In my previous post, I offered five ways to fix our election process that will probably never happen because they depend on Congress taking positive action. Today I’m writing about something that we can all do, individually, to make our elections better.
As a decidedly amateur photographer, I know that the easiest thing in the world is to take a bad picture of someone. I can take a dozen shots of a person, and even if we’re both trying to make the best portrait possible, half of the shots are going to turn out with the subject’s eyes looking away, their mouth contorted in some momentary grimace, or whatever.
This being election season, we all are reminded dozens of times an hour of how everyone can be ugly, even if it’s just for the instant of a shutter click. There’s probably a whole industry, these days, of finding crappy pictures of political candidates, so their opponents can use them in ads and make fun of them.
Because that’s where our political system is now. It’s less about building your own candidate up than tearing the other candidate down. And that’s never more true than this year, when both major-party presidential candidates have sported record-low likability ratings.
And of course I know you’ve read this many times before, but please bear with me; I’ll try to be brief. (And don’t worry, I’m not going to tell you who to vote for.)
Because here’s the thing. We always—and especially this year—hear people saying they’re voting for “the lesser of two evils.” It’s one of the biggest political cliches in America. But I’m here to tell you that in my lifetime, I’ve never had to choose between “two evils.” And I’ll go even further and state that very seldom is there even one “evil” on the ballot.
Politicians are not inherently bad people. I firmly believe that almost all of them got into politics for good reasons: to serve the country, to improve the way government works, to help people, etc. Maybe their ideas are different from mine, but that doesn’t make them bad people.
But like the portrait photographer who ends up with some bad shots, it’s child’s play to take a political opponent’s decisions and micro-analyze them, and frame them so that the opponent looks like the devil’s lieutenant. (Candidate X opposed that anti poverty program: he loathes people like you and me. OR: Candidate X supported that anti-poverty program: he wants to take your money and hand it to lazy freeloaders.) Throw that together with some of those unflattering portraits into a 30-second commercial, and you’ve made your case that Candidate X is evil.
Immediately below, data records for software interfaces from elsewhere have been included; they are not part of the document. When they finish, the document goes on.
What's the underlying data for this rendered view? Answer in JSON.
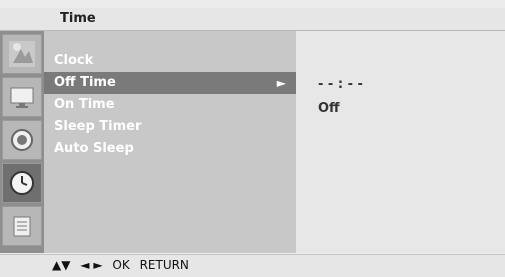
{
  "header": {
    "title": "Time"
  },
  "sidebar": {
    "icons": [
      {
        "name": "picture-icon",
        "active": false
      },
      {
        "name": "screen-icon",
        "active": false
      },
      {
        "name": "audio-icon",
        "active": false
      },
      {
        "name": "time-icon",
        "active": true
      },
      {
        "name": "option-icon",
        "active": false
      }
    ]
  },
  "menu": {
    "items": [
      {
        "label": "Clock"
      },
      {
        "label": "Off Time"
      },
      {
        "label": "On Time"
      },
      {
        "label": "Sleep Timer"
      },
      {
        "label": "Auto Sleep"
      }
    ],
    "selected_arrow": "►"
  },
  "value_panel": {
    "time": "- - : - -",
    "state": "Off"
  },
  "footer": {
    "up_down": "▲▼",
    "left_right": "◄ ►",
    "ok": "OK",
    "return": "RETURN"
  }
}
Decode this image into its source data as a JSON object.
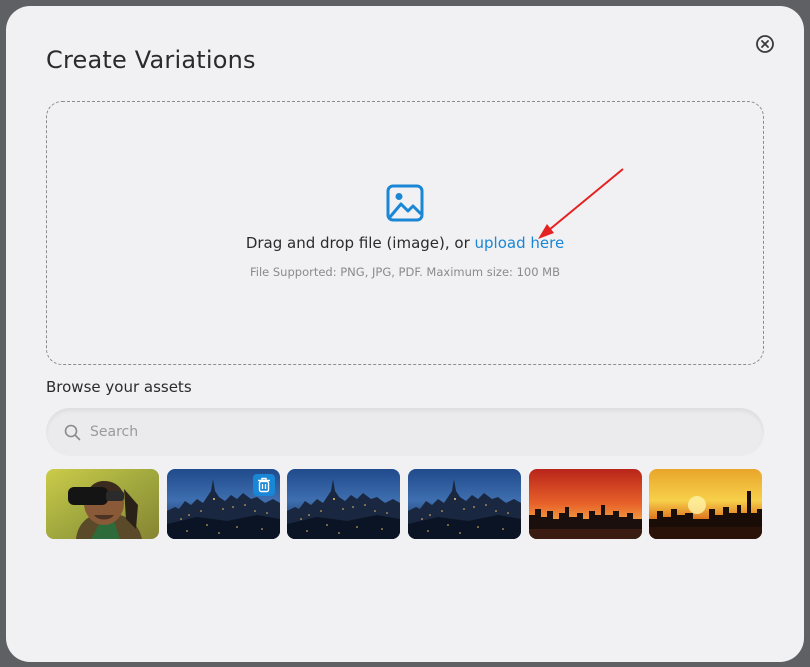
{
  "modal": {
    "title": "Create Variations",
    "close_icon": "close-circle-icon"
  },
  "dropzone": {
    "icon": "image-icon",
    "text_prefix": "Drag and drop file (image), or ",
    "link_text": "upload here",
    "supported_text": "File Supported: PNG, JPG, PDF. Maximum size: 100 MB",
    "annotation": "red-arrow"
  },
  "assets": {
    "section_title": "Browse your assets",
    "search_placeholder": "Search",
    "search_icon": "search-icon",
    "thumbnails": [
      {
        "subject": "man-with-vr-headset",
        "delete_icon": false
      },
      {
        "subject": "city-skyline-night",
        "delete_icon": true
      },
      {
        "subject": "city-skyline-night",
        "delete_icon": false
      },
      {
        "subject": "city-skyline-night",
        "delete_icon": false
      },
      {
        "subject": "city-skyline-sunset-orange",
        "delete_icon": false
      },
      {
        "subject": "city-skyline-sunset-yellow",
        "delete_icon": false
      }
    ]
  },
  "colors": {
    "accent": "#1a86d6",
    "annotation_arrow": "#e52222",
    "modal_bg": "#f1f1f3",
    "overlay": "#5f6063"
  }
}
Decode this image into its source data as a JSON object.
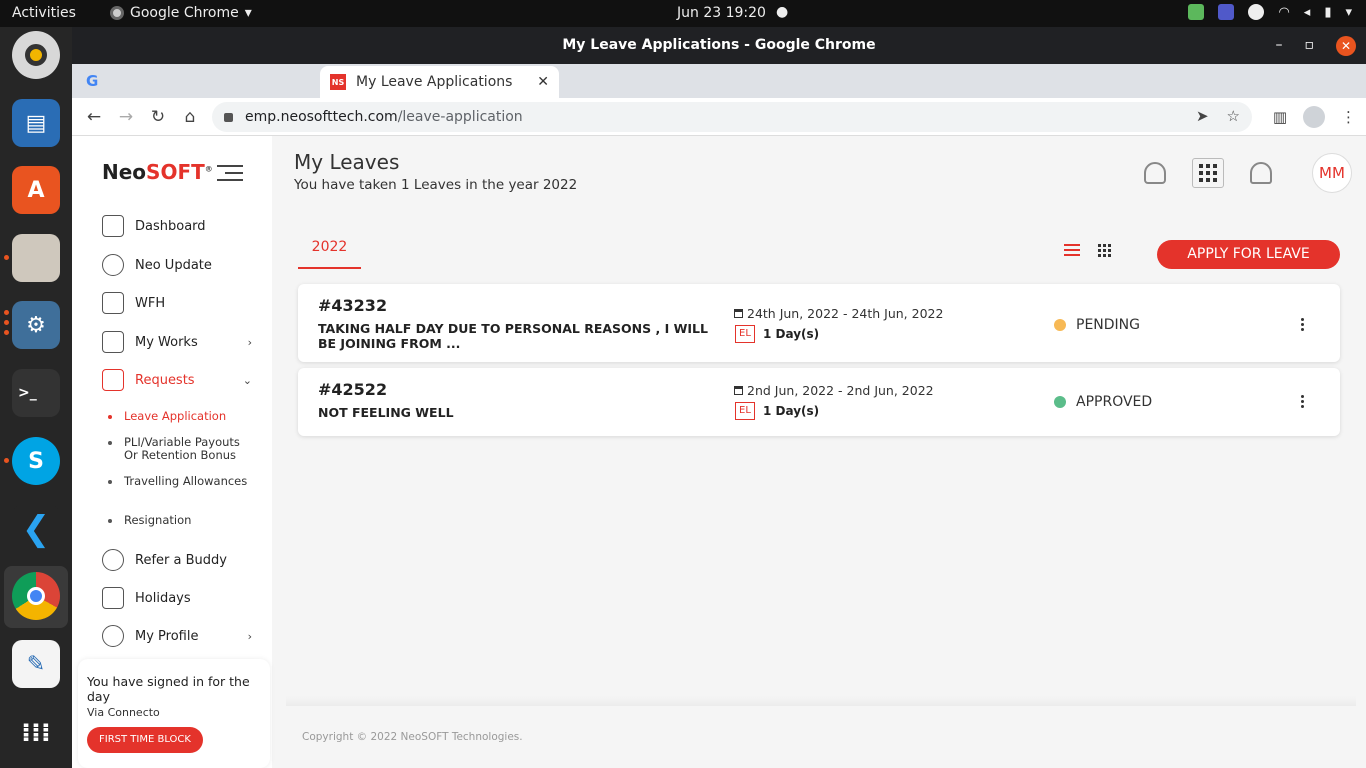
{
  "system": {
    "activities": "Activities",
    "app_name": "Google Chrome",
    "clock": "Jun 23  19:20"
  },
  "window": {
    "title": "My Leave Applications - Google Chrome"
  },
  "tabs": {
    "active_favicon": "NS",
    "active_label": "My Leave Applications",
    "close": "✕"
  },
  "address": {
    "host": "emp.neosofttech.com",
    "path": "/leave-application"
  },
  "sidebar": {
    "logo_neo": "Neo",
    "logo_soft": "SOFT",
    "logo_reg": "®",
    "items": [
      {
        "label": "Dashboard",
        "icon": "dashboard-icon"
      },
      {
        "label": "Neo Update",
        "icon": "megaphone-icon"
      },
      {
        "label": "WFH",
        "icon": "wfh-icon"
      },
      {
        "label": "My Works",
        "icon": "works-icon"
      },
      {
        "label": "Requests",
        "icon": "requests-icon"
      },
      {
        "label": "Refer a Buddy",
        "icon": "refer-icon"
      },
      {
        "label": "Holidays",
        "icon": "holidays-icon"
      },
      {
        "label": "My Profile",
        "icon": "profile-icon"
      }
    ],
    "sub_items": [
      "Leave Application",
      "PLI/Variable Payouts Or Retention Bonus",
      "Travelling Allowances",
      "Resignation"
    ],
    "signin": {
      "text": "You have signed in for the day",
      "via": "Via Connecto",
      "button": "FIRST TIME BLOCK"
    }
  },
  "header": {
    "title": "My Leaves",
    "subtitle": "You have taken 1 Leaves in the year 2022",
    "avatar": "MM"
  },
  "tabs_row": {
    "year": "2022",
    "apply": "APPLY FOR LEAVE"
  },
  "leaves": [
    {
      "id": "#43232",
      "reason": "TAKING HALF DAY DUE TO PERSONAL REASONS , I WILL BE JOINING FROM ...",
      "dates": "24th Jun, 2022 - 24th Jun, 2022",
      "type": "EL",
      "days": "1 Day(s)",
      "status": "PENDING",
      "status_color": "#f7b955"
    },
    {
      "id": "#42522",
      "reason": "NOT FEELING WELL",
      "dates": "2nd Jun, 2022 - 2nd Jun, 2022",
      "type": "EL",
      "days": "1 Day(s)",
      "status": "APPROVED",
      "status_color": "#5bbd8a"
    }
  ],
  "footer": {
    "copyright": "Copyright © 2022 NeoSOFT Technologies."
  },
  "colors": {
    "accent": "#e4332b"
  }
}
Easy work if you can get it, and a lot of people make a awful lot of money in election years making ads just like that.
All I’m saying is, don’t buy into it. Try not to pay attention to the negativity. Use the mute button. Pause and fast-forward the DVR. Change the channel, if necessary.
I know it’s hard, if you’re leaning toward a particular candidate, not to cheer for the negative ads against the opponent. But you have to keep in mind that those ads are just as dishonest as the ones slamming your own favored candidate.
Even if you really, really hate the other candidate, when you cast your ballot, try to think of your vote as being for your candidate, and not just against the other person. Try not to dwell on the negative.
It does require a little investment on your part—a willingness to actually get yourself behind a political candidate and support what they stand for. Politics and government do matter in our society, but only if people, all of us, are willing to collectively make that investment.
Don’t just vote to keep someone out of office; find candidates who you agree with, and vote to hire them to make the kind of change you want to see.
Thanks, as always, for reading … and happy voting!